“The Donation That Renamed George Mason’s Law School After Scalia Sure Has Some Weird Rules Attached” – The Washingtonian
This article that I have chosen to use in my research on donors and funding at George Mason University is written by Benjamin Freed of the Washingtonian. The article was published in May of last year, still making it pretty recent, and talks about the huge controversy of naming George Mason’s Law School after the late supreme court judge Antonin Scalia. Like the Koch Brothers’ controversy, conversative views on a very liberal campus spark conflict. In this case, many students did not want their law school to be named after a judge who did not have similar views of the students, and whose name would be put on their diploma for the rest of their lives.
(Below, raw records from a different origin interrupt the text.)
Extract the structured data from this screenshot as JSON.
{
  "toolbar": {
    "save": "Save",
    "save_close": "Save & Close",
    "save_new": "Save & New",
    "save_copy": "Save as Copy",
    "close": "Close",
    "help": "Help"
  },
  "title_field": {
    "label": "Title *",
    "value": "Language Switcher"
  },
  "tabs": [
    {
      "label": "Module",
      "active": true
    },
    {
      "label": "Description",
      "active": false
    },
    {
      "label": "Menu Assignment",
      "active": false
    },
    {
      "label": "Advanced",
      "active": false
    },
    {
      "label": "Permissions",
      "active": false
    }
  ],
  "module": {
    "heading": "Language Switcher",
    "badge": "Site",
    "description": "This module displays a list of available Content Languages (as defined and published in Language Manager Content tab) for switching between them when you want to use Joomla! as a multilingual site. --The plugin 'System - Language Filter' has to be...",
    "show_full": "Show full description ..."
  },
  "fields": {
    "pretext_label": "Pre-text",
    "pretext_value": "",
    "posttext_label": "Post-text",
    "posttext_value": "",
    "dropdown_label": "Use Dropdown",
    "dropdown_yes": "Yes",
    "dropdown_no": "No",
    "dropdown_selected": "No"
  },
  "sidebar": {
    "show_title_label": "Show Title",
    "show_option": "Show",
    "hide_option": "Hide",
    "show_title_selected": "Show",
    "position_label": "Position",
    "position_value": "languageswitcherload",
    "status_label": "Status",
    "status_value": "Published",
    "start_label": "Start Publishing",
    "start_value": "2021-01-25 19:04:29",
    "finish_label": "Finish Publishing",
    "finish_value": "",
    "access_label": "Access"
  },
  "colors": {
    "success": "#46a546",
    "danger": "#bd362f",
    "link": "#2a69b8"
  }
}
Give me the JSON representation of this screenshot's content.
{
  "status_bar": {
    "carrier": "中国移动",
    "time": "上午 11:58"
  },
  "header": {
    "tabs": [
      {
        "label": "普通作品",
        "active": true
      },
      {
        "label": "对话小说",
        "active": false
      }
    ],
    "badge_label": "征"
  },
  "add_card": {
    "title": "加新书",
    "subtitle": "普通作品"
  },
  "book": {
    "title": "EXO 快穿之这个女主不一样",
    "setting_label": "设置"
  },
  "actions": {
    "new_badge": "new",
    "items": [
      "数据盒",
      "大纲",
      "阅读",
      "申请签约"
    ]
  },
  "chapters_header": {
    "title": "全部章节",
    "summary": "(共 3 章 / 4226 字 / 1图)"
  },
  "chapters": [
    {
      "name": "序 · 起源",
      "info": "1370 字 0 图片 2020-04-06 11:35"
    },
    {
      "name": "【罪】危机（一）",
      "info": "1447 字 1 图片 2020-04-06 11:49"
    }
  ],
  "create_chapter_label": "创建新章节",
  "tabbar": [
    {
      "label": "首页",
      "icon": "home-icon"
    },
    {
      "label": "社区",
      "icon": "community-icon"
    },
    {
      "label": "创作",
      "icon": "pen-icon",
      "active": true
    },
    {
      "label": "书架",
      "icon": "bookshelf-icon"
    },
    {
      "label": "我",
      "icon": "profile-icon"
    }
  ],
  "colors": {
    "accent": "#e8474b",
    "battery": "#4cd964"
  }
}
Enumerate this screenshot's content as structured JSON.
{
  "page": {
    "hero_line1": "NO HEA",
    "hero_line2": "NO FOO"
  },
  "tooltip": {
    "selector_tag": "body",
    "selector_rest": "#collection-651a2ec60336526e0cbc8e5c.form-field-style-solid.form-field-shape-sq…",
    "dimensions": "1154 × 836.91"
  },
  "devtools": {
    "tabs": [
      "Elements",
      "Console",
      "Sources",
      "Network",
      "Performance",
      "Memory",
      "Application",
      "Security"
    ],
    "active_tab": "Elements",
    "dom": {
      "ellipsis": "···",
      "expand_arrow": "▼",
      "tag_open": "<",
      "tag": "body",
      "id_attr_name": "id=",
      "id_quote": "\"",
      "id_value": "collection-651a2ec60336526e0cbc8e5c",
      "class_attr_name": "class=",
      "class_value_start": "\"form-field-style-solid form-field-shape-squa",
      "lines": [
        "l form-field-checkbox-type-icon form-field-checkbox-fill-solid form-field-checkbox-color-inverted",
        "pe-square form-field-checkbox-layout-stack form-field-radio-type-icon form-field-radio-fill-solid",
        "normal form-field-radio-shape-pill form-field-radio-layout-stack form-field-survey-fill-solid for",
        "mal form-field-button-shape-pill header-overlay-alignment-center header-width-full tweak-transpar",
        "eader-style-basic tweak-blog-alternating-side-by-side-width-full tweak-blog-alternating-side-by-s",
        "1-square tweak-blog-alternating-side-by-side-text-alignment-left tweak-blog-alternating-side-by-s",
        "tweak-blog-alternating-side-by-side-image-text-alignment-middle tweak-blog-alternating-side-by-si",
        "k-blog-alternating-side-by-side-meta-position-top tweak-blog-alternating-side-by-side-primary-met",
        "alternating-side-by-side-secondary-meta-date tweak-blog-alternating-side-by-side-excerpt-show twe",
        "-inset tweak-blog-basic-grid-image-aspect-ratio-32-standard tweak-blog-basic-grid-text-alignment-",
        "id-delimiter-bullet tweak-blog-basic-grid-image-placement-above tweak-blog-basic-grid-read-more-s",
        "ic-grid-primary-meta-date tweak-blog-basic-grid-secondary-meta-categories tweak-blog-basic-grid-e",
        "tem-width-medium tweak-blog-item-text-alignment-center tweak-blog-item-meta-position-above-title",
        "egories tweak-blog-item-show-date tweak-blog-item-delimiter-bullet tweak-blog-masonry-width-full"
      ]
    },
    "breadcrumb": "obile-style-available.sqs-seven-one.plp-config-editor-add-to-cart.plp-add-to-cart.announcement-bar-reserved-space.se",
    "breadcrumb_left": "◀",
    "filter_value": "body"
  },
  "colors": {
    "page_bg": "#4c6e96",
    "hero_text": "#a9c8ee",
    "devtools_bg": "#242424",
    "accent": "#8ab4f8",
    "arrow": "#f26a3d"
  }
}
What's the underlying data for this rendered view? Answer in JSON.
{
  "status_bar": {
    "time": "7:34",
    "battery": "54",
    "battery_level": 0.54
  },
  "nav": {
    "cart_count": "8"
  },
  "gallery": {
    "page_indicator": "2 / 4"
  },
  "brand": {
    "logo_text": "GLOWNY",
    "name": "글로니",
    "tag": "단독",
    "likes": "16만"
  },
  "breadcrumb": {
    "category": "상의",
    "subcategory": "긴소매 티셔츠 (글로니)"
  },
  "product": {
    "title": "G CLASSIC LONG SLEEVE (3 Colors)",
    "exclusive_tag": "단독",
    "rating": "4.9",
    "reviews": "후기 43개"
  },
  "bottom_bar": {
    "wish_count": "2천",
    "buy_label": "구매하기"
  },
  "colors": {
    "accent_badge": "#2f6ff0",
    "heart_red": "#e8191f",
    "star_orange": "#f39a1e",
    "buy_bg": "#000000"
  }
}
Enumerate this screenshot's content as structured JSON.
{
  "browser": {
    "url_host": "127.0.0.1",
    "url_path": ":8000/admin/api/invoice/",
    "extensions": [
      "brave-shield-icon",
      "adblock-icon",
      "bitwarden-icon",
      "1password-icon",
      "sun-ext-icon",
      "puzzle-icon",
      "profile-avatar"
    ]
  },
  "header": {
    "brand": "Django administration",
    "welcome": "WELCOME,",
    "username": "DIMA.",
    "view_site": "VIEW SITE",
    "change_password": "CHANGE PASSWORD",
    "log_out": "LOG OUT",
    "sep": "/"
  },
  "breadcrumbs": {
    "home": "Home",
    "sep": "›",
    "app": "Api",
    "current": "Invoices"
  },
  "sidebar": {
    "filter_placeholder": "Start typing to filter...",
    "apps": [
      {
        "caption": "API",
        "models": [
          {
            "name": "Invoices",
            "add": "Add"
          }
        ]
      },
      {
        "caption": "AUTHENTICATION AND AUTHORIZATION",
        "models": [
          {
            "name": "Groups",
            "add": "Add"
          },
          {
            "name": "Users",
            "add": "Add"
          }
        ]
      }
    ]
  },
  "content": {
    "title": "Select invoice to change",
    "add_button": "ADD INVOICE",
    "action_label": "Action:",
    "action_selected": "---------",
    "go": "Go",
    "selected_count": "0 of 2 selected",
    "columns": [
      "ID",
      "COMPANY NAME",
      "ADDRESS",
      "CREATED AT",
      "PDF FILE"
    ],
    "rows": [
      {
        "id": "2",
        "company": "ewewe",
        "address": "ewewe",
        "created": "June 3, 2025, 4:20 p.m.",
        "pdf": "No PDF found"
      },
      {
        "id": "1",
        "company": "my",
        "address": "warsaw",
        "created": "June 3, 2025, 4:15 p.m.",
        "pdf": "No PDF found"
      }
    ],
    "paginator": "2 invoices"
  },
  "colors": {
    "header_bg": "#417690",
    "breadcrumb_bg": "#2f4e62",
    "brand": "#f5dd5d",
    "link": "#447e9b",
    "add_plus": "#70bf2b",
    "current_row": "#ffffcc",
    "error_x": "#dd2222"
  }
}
Another main point this article looks into, is the terms and conditions of the law school agreement, which is very odd considering it talks about how the donor must always be informed of the law schools’ changes in dean, policies, etc. I plan to look more closely into the deal and find more on the agreement conditions of the donor.